TASK TO COMPLETE >>
Give back the full set of entries exactly, keeping each line intact.

THE INPUT >>
--------------------------------

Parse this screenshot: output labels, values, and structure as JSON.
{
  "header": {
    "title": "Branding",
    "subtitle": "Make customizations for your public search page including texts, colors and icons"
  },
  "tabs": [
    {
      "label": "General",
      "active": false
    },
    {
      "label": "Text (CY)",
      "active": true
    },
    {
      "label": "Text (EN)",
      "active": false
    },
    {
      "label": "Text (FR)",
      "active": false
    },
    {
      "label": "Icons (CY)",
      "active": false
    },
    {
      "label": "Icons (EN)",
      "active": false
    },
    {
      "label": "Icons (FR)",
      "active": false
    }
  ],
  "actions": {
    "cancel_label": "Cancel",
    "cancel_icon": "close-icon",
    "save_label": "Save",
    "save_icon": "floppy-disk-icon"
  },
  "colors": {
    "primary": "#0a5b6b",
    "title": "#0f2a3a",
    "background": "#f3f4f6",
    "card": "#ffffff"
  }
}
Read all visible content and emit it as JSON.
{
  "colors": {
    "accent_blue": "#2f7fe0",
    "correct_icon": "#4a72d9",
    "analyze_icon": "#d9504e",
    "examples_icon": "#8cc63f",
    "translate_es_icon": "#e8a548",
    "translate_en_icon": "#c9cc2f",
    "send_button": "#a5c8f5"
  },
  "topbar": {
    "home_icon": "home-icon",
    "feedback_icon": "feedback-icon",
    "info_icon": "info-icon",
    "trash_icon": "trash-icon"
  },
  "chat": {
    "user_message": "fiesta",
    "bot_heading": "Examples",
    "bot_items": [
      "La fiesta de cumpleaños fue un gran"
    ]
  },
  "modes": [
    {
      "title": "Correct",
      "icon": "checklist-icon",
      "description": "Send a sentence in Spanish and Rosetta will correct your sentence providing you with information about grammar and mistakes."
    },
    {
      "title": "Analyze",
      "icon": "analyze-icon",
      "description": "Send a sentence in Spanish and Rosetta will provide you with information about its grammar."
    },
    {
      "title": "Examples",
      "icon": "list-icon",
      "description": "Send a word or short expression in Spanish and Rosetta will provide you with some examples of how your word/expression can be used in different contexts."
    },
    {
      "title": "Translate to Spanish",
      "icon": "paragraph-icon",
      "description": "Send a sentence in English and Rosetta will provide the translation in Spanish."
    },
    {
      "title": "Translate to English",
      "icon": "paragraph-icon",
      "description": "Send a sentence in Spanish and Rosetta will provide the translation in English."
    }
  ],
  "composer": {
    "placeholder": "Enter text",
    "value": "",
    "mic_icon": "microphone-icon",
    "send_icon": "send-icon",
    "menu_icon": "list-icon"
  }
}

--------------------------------

ANSWER SECTION >>
Parse this screenshot: output labels, values, and structure as JSON.
{
  "header": {
    "title": "Branding",
    "subtitle": "Make customizations for your public search page including texts, colors and icons"
  },
  "tabs": [
    {
      "label": "General",
      "active": false
    },
    {
      "label": "Text (CY)",
      "active": true
    },
    {
      "label": "Text (EN)",
      "active": false
    },
    {
      "label": "Text (FR)",
      "active": false
    },
    {
      "label": "Icons (CY)",
      "active": false
    },
    {
      "label": "Icons (EN)",
      "active": false
    },
    {
      "label": "Icons (FR)",
      "active": false
    }
  ],
  "actions": {
    "cancel_label": "Cancel",
    "cancel_icon": "close-icon",
    "save_label": "Save",
    "save_icon": "floppy-disk-icon"
  },
  "colors": {
    "primary": "#0a5b6b",
    "title": "#0f2a3a",
    "background": "#f3f4f6",
    "card": "#ffffff"
  }
}
Read all visible content and emit it as JSON.
{
  "colors": {
    "accent_blue": "#2f7fe0",
    "correct_icon": "#4a72d9",
    "analyze_icon": "#d9504e",
    "examples_icon": "#8cc63f",
    "translate_es_icon": "#e8a548",
    "translate_en_icon": "#c9cc2f",
    "send_button": "#a5c8f5"
  },
  "topbar": {
    "home_icon": "home-icon",
    "feedback_icon": "feedback-icon",
    "info_icon": "info-icon",
    "trash_icon": "trash-icon"
  },
  "chat": {
    "user_message": "fiesta",
    "bot_heading": "Examples",
    "bot_items": [
      "La fiesta de cumpleaños fue un gran"
    ]
  },
  "modes": [
    {
      "title": "Correct",
      "icon": "checklist-icon",
      "description": "Send a sentence in Spanish and Rosetta will correct your sentence providing you with information about grammar and mistakes."
    },
    {
      "title": "Analyze",
      "icon": "analyze-icon",
      "description": "Send a sentence in Spanish and Rosetta will provide you with information about its grammar."
    },
    {
      "title": "Examples",
      "icon": "list-icon",
      "description": "Send a word or short expression in Spanish and Rosetta will provide you with some examples of how your word/expression can be used in different contexts."
    },
    {
      "title": "Translate to Spanish",
      "icon": "paragraph-icon",
      "description": "Send a sentence in English and Rosetta will provide the translation in Spanish."
    },
    {
      "title": "Translate to English",
      "icon": "paragraph-icon",
      "description": "Send a sentence in Spanish and Rosetta will provide the translation in English."
    }
  ],
  "composer": {
    "placeholder": "Enter text",
    "value": "",
    "mic_icon": "microphone-icon",
    "send_icon": "send-icon",
    "menu_icon": "list-icon"
  }
}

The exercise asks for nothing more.